After learning a few tricks, you can then enter your dog in one of three competitions: Disc Toss, Obedience Trials and Agility Races. Like every other aspect of the game, you have to teach your dog how to compete in each competition. Of the three competitions, the only one that really depends on how well you train your dog is the Obedience Trials, which has your dog performing a certain set of tricks in each division. The other two are based more on reflexes and feel more like a “game” than any other part. Disc Toss uses the stylus to toss a Frisbee, with your dog catching it. Agility Trials have your dog working through a timed obstacle course.

All three competitions add some goals to the game, though once you've gone through them, there isn't much else to Nintendogs -- leading to the game's biggest shortcoming. Since the game is a “non”-game, there's really no overall goal other than training up a dog, earning money and eventually training up other dogs. At first this is fun, but after awhile you may find yourself spending less and less time with your dog. Because of the lack of goals, Nintendogs isn't a game you can spend hours playing; it's better in short bursts. In fact, you're actually limited on how much you can do per day with your dog. Dogs can only learn three tricks a day and need to wait an hour between walks and play sessions, introducing a lot of downtime where you're simply just playing with your dog or feeding it.


Difficulty:

The bulk of gameplay revolves around training your dog’s A.I. The system is tricky when you first begin though it becomes rather easy after thumbing through the included Trainer's Manual. Personality also plays a part in both the training of your dog as well as how easily it will get along with other dogs you may meet. Some dogs take to tricks really well, while others take a little more time to learn things. Dogs can also be overly aggressive or passive. While dogs won't tear each other apart when meeting, dogs that are a little more aggressive will have a harder time getting along with others, which could make some situations a little more difficult.

One of the more difficult aspects of training dogs is figuring out how to do certain tricks. The Owner's Manual gives some very good instructions on how to do basic tricks, but more complicated ones are left up to players to figure out.
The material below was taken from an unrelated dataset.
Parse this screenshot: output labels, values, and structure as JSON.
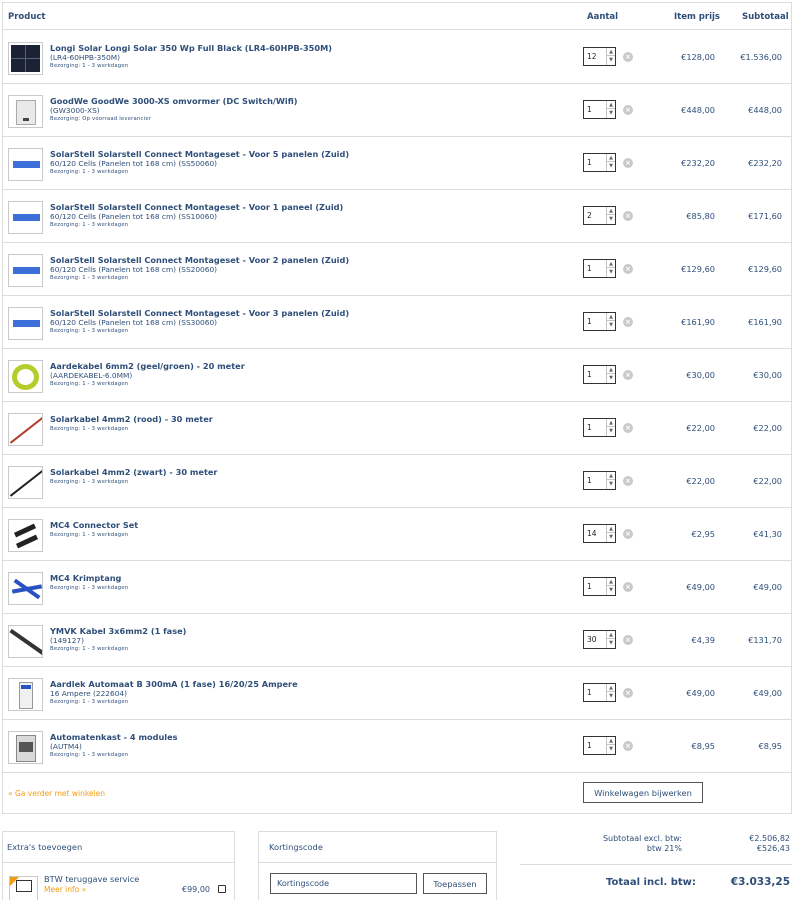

Game Mechanics:

Nintendogs' voice recognition system is the game's key control mechanism, at least later on the game. After teaching dogs tricks, which involves using the stylus to show them what to do, you'll be prompted with a small light bulb, signaling that your dog has learned something. Next you'll press a microphone icon and clearly say the trick's command. Generally, it takes about three times before your dog catches on, but it will take a little longer for some dogs. The system is very easy to use though it does have some drawbacks.

The main one shouldn't come as much of a surprise to anyone who has tried a voice-controlled game; sometimes the A.I. has a hard time picking up what you say. In order to get your dog to pick up on the command, you need to say the command the same way all three times; otherwise the trick won't be learned. This adds a frustrating element to the game that can, and more than likely, will tick you off at times. Thankfully, it's not too common a problem, but it does happen.

Voice commands can range from generic commands like "sit" and "beg" to your own personalized ones. For example, after teaching my dog how to play dead, I assigned the voice command "Trip". Commands can be anything, with the only limitation being ones that sound too much alike.

Like Kirby: Canvas Curse, Nintendogs is one of those games that could only be done on the DS. I’ll admit, when I first saw the game, I made just as much fun of it as anyone else. After playing it, my perspective has changed. There are some rough patches, but Nintendogs is one of those clever, innovative games that will help to draw non-gamers as well as gamers. Even if you already own a dog, Nintendogs is still a fun game to spend a few hours with after a hard day.


-Starscream, GameVortex Communications
AKA Ricky Tucker

Sony PlayStation 2 NHL 06 Windows Everquest II: Desert of Flames

 
Game Vortex :: PSIllustrated